It is widely known that international speculators make (or lose) money gambling on currency value movements. George Soros most famously made a killing on Black Wednesday (September 16th 1992), when Norman Lamont, the then Chancellor of the Exchequer, was forced to withdraw the pound from the European Exchange Rate Mechanism. It is estimated that Soros made $1bn selling short (or betting against the pound). Since then ‘disaster capitalism’ has expanded even more and has been recognised for what it often is, gambling on other people’s misfortunes. Such is the nature of the global financial system, it is not proscribed, indeed, it is encouraged. Incidentally, one of the earliest advocates of making money in this way was one William Rees-Mogg, father of Jacob, in his book Blood in the Streets: Investment Profits in a World Gone Mad (Summit Books, 1987).

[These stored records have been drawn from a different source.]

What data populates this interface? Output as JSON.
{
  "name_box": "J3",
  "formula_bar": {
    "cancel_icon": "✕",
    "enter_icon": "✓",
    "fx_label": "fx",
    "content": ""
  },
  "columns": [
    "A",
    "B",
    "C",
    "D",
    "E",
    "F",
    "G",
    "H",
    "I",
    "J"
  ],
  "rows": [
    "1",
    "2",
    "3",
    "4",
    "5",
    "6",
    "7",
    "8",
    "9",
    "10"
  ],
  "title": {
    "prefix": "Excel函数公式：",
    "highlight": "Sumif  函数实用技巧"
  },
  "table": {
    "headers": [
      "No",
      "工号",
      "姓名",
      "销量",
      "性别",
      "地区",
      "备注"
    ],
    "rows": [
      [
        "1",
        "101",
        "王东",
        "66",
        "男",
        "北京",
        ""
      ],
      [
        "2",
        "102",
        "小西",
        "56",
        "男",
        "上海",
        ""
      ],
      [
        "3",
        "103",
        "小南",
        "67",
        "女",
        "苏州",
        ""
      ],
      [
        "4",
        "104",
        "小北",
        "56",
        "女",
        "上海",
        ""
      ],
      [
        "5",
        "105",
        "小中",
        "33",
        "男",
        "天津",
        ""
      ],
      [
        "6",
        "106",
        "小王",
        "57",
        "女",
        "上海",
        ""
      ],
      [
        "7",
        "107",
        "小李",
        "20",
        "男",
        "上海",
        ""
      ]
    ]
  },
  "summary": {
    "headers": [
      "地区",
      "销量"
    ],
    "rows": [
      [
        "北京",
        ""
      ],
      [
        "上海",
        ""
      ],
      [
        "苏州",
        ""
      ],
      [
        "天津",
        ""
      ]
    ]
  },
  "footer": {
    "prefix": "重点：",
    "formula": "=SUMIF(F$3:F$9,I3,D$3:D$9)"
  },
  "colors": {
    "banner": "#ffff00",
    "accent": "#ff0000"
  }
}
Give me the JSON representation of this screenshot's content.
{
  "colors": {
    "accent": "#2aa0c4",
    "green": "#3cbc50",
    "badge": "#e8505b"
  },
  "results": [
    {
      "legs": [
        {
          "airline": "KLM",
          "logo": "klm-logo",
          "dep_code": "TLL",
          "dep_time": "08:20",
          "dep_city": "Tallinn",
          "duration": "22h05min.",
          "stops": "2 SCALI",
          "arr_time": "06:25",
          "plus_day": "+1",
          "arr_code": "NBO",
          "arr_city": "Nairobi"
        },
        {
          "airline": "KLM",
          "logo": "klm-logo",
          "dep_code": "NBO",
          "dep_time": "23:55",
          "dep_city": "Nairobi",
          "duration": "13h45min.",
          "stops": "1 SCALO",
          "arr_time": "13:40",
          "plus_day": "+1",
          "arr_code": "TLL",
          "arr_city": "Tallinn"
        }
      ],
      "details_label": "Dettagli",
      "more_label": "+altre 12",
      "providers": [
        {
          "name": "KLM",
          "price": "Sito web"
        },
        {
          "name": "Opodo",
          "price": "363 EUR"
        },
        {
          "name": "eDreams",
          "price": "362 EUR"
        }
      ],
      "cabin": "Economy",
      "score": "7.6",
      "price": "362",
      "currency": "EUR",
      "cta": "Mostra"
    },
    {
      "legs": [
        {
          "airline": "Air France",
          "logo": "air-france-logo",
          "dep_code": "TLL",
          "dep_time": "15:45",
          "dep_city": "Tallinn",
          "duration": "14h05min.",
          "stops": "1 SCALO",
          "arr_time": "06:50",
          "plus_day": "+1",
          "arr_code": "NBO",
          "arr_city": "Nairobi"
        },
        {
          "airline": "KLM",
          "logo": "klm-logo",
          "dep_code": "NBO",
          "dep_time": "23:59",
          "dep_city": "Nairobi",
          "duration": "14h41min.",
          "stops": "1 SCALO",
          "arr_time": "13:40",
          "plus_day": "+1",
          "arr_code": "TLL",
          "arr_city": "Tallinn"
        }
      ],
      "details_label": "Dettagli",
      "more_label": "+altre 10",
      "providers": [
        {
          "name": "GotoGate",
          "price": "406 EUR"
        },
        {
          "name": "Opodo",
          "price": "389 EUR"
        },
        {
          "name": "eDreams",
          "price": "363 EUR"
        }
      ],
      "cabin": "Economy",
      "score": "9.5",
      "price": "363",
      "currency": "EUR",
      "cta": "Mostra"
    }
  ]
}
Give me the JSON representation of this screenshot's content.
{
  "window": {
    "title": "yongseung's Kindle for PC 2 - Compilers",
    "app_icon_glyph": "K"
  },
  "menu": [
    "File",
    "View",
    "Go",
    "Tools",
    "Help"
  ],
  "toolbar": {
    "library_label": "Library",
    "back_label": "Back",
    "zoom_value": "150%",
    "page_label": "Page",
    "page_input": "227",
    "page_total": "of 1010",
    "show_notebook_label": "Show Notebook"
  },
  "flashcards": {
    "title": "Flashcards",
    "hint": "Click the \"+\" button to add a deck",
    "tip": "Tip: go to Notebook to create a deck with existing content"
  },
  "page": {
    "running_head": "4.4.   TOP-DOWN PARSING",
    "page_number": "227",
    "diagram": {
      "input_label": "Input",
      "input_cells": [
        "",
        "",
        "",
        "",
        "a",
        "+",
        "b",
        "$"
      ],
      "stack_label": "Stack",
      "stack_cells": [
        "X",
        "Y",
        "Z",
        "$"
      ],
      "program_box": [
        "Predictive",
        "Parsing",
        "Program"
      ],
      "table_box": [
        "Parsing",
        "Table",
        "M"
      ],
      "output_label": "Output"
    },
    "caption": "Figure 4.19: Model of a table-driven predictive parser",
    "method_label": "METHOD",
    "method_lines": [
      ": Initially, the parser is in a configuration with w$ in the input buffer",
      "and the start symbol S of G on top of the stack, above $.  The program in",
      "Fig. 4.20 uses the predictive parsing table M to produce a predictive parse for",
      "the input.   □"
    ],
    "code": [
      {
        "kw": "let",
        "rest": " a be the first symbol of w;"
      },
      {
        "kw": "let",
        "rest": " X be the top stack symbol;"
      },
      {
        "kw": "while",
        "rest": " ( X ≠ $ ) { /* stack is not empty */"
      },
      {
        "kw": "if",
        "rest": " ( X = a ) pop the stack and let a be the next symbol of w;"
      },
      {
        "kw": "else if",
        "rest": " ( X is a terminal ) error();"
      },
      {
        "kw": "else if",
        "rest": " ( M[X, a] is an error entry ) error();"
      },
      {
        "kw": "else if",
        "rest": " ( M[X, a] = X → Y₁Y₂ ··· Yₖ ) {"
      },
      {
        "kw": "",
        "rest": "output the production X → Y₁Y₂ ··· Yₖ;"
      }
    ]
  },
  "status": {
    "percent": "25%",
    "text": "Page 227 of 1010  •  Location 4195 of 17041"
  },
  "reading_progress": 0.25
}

Hedge fund managers now regularly place wagers on events, not just currency fluctuations, including corporate events (the healthcare sector, specifically pharmaceuticals, is very lucrative, apparently) and by taking global macro positions – essentially, betting on national economies and currencies. Almost 80% of all Europe’s hedge funds are based in London, where legislation is light touch, although currently subject to the EU’s Alternative Investment Fund Management Directive. ( I discovered all this recently by researching hedge funds and how they work because the villain in my new thriller is a hedge fund manager).
Why, any sane person would ask, is this all allowed? The neo-liberal orthodoxy that individual liberty is paramount was always just an excuse for some, usually rich and privileged, individuals to exploit others who were less so by acquiring wealth at their expense. It’s time for a sea-change in what is acceptable.
In the UK there has already been speculation about Nigel Farage and some of what, in horse racing parlance, would be called his ‘connections’ ( see Criminal Proceedings ) Most especially his remark, just hours before polls closed in the Referendum in June 2016, that he believed that the Leave campaign had lost. This was followed by an increase in the value of the pound, which, when the actual result came in, plummeted. There was significant activity in the City short selling the pound and much money was made. Was Nigel helping out his pals in the City by maximising their return? ( He is certainly very close to some gamblers and some bookmakers, see Bloomberg’s report here ) Farage denies this.
Similarly how can we allow individual hedge fund managers and partners to occupy positions of power from which they can manipulate the markets, either positively or negatively, in which they are investing? Just fomenting uncertainty impacts directly on markets, indeed ‘uncertainty’ as compared to ‘certainty’ is one aspect of financial economics. And this, of course, includes legislators, like Jacob Rees-Mogg. So I propose that all professional investment managers ( of hedge or other funds ) are, in future, excluded from being Members of Parliament. Come on Labour, or the Lib Dems.
Rees-Mogg has already been reported to the standards committee of the House when he failed to declare financial interests, via Somerset Management, in tobacco, mining, oil and gas yet spoke in debates in the House against Green Energy and plain packaging for cigarettes ( see If Mrs Merton did tax and Brexit ). Yet transparency on its own is insufficient. We need a major overhaul of what constitutes fitness to be an MP and hold office.
Talking of which, the crowd funded civic case against Boris Johnson appears to have stalled. There are, however, civil suits underway from those private investors in the Garden Bridge, one of Johnson’s vanity projects when he was Mayor of London, who have not received their money back. The project seems never to have met public procurement standards and was shelved by the incoming Sadiq Khan at a cost of millions to the taxpayer. An old-fashioned auditor is required here ( remember Shirley Porter* ).
*Erstwhile Mayor of Westminster who was, after years, found guilty of gerrymandering ‘homes for votes’, thanks to a very persistent auditor.